- _What you have to do_: The lines wanted are those in the data below that include "icon".

--- Information given ---

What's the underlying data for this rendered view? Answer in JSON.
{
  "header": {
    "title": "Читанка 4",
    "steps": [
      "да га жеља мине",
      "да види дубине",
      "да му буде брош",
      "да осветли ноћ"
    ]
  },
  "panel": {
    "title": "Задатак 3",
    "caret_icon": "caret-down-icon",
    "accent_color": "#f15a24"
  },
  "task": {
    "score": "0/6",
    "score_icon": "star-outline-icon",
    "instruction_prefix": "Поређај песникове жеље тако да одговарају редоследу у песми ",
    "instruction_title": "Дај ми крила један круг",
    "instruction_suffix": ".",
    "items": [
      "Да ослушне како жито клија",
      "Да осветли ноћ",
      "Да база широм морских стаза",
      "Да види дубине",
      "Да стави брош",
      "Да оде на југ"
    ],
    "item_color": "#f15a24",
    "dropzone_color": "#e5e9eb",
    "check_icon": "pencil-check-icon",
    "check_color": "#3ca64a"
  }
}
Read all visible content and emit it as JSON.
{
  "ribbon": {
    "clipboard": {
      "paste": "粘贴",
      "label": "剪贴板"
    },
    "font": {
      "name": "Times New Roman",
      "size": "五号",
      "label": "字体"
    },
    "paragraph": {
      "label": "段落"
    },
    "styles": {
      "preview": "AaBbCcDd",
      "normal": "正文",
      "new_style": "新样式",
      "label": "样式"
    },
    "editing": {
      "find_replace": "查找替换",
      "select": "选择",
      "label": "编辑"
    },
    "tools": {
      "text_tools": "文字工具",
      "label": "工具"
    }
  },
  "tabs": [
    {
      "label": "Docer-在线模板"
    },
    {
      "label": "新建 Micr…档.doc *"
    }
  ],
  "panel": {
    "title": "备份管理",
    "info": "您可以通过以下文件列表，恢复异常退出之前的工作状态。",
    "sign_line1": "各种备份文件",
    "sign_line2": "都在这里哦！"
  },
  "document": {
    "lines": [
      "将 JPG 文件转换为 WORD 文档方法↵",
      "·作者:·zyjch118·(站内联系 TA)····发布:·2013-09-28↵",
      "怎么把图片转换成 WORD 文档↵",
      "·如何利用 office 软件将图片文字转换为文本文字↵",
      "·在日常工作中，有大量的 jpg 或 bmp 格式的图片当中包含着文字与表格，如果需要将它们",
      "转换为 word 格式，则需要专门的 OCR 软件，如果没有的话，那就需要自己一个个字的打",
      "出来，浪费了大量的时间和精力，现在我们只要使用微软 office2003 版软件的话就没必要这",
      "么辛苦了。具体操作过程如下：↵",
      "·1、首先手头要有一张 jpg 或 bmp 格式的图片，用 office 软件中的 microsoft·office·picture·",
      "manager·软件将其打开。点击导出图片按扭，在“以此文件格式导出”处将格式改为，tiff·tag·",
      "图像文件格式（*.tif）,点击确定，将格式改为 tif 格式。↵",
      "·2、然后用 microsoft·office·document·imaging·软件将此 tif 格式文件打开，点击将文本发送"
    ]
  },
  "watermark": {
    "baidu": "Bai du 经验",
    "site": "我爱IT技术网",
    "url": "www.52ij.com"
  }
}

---

- _Answer space_:
    "caret_icon": "caret-down-icon",
    "score_icon": "star-outline-icon",
    "check_icon": "pencil-check-icon",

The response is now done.